Start of Provided records

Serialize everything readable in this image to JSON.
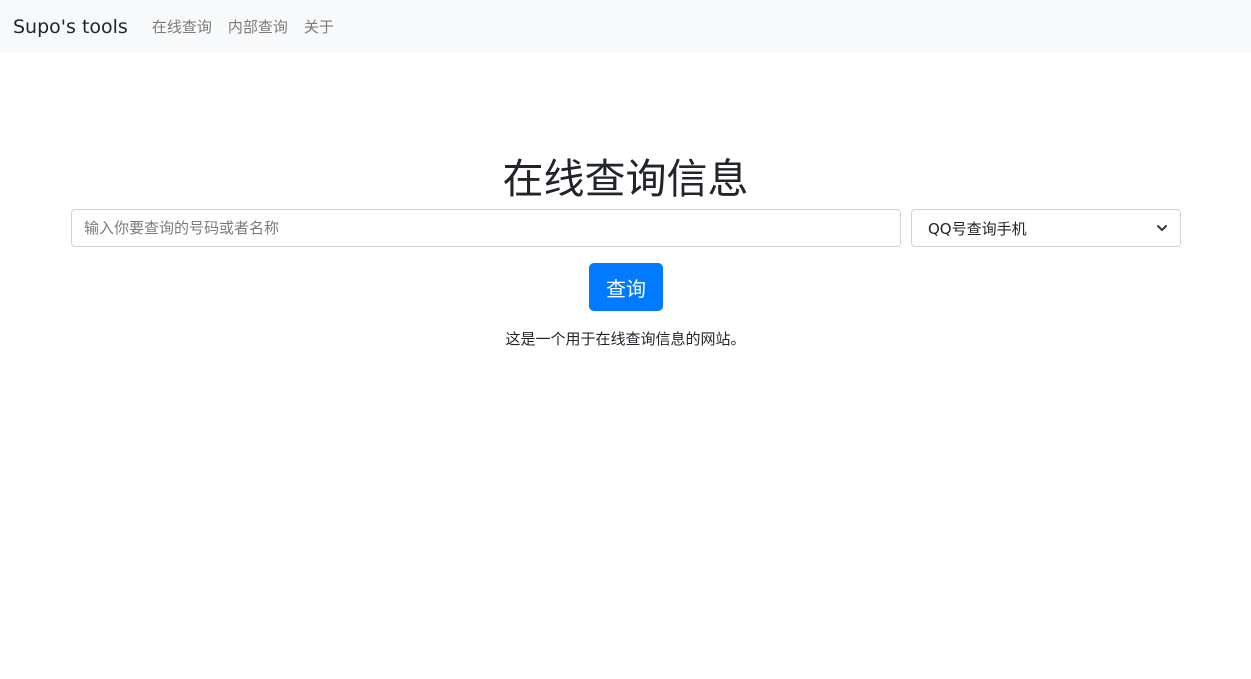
{
  "navbar": {
    "brand": "Supo's tools",
    "links": [
      {
        "label": "在线查询"
      },
      {
        "label": "内部查询"
      },
      {
        "label": "关于"
      }
    ],
    "background": "#f8f9fa"
  },
  "main": {
    "title": "在线查询信息",
    "search": {
      "placeholder": "输入你要查询的号码或者名称",
      "value": ""
    },
    "select": {
      "selected": "QQ号查询手机"
    },
    "submit_label": "查询",
    "description": "这是一个用于在线查询信息的网站。"
  },
  "colors": {
    "accent": "#007bff",
    "nav_link": "#7a7a7a"
  }
}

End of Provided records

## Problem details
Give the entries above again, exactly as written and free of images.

## The answer
Serialize everything readable in this image to JSON.
{
  "navbar": {
    "brand": "Supo's tools",
    "links": [
      {
        "label": "在线查询"
      },
      {
        "label": "内部查询"
      },
      {
        "label": "关于"
      }
    ],
    "background": "#f8f9fa"
  },
  "main": {
    "title": "在线查询信息",
    "search": {
      "placeholder": "输入你要查询的号码或者名称",
      "value": ""
    },
    "select": {
      "selected": "QQ号查询手机"
    },
    "submit_label": "查询",
    "description": "这是一个用于在线查询信息的网站。"
  },
  "colors": {
    "accent": "#007bff",
    "nav_link": "#7a7a7a"
  }
}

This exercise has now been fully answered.